Deep inside a mountain on a remote island in the Svalbard archipelago, halfway between mainland Norway and the North Pole, lies the Svalbard Global Seed Vault. It is a fail-safe, state-of-the-art seed storage facility, built to stand the test of time – and of natural or manmade disasters.
Permanent protection for the world’s food crops
The purpose of the Vault is to store duplicates (‘back ups’) of all seed samples from the world’s crop collections. Permafrost and thick rock ensure that, even in the case of a power outage, the seed samples will remain frozen. The Vault can therefore be considered the ultimate insurance policy for the world’s food supply. It will secure, for centuries, millions of seeds representing every important crop variety available in the world today.

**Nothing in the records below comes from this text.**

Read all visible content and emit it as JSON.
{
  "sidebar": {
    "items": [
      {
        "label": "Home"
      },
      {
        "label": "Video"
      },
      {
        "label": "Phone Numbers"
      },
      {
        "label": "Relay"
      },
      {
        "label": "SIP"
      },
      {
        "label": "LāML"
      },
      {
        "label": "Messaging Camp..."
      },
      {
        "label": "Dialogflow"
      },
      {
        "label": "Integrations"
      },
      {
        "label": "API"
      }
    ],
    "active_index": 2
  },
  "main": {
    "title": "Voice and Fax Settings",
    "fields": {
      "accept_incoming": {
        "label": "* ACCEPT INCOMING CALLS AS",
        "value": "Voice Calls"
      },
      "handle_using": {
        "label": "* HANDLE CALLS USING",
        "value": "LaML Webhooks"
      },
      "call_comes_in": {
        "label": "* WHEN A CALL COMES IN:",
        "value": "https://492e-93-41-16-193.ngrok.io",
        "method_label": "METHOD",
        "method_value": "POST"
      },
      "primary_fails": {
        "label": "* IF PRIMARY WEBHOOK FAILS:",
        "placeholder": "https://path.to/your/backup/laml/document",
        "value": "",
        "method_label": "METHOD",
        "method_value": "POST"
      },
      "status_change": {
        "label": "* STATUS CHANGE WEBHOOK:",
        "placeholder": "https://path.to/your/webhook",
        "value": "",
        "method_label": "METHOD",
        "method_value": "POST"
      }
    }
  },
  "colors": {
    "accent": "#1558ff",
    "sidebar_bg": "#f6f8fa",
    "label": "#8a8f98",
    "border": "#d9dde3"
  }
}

The entrance to the “fail-safe” seed vault will “gleam like a gem in the midnight sun,” signaling a priceless treasure within: seed samples of nearly every food crop of every country. The vault is designed to protect the agricultural heritage of humankind — the seeds essential to agriculture of every nation.
The purpose of the “Agricultural Noah’s Ark” is to conserve the seeds that will allow agriculture to adapt to challenges such as climate change and crop disease. The Arctic seed vault is part of a comprehensive global strategy being implemented by the Global Crop Diversity Trust to protect collections of crop genetic diversity around the world.
The site was chosen, in part, because the ground is perpetually frozen, providing natural back-up refrigeration that would preserve the seeds should electricity fail. Yet, even here, project architects had to consider how to offset the potential impacts of climate changes.
Secondly, scientists determined the impact of rising air temperatures on the permafrost, which is normally between -4°C and -6°C (24.8°F and 21.2°F). They found that the permafrost would warm much more slowly than the air. In addition, the deeper into the mountain, the colder it will remain. Therefore, the vault will be located an extraordinary 120 metres into the rock, ensuring that rising external air temperatures will have no influence on the surrounding permafrost.
To accomplish this, the 120-metre entry tunnel will penetrate through the permafrost, opening to two large chambers capable of holding three million seed samples. The tunnel and vaults will be excavated by means of well-known boring and blasting techniques, with the rock walls sprayed with concrete.
Footage from the inside of the vault:
More images on the construction work:
- Website of the CropTrust http://www.croptrust.org
- Images & Video: http://www.croptrust.org/content/resources
- Wiki: http://en.wikipedia.org/wiki/Svalbard_Global_Seed_Vault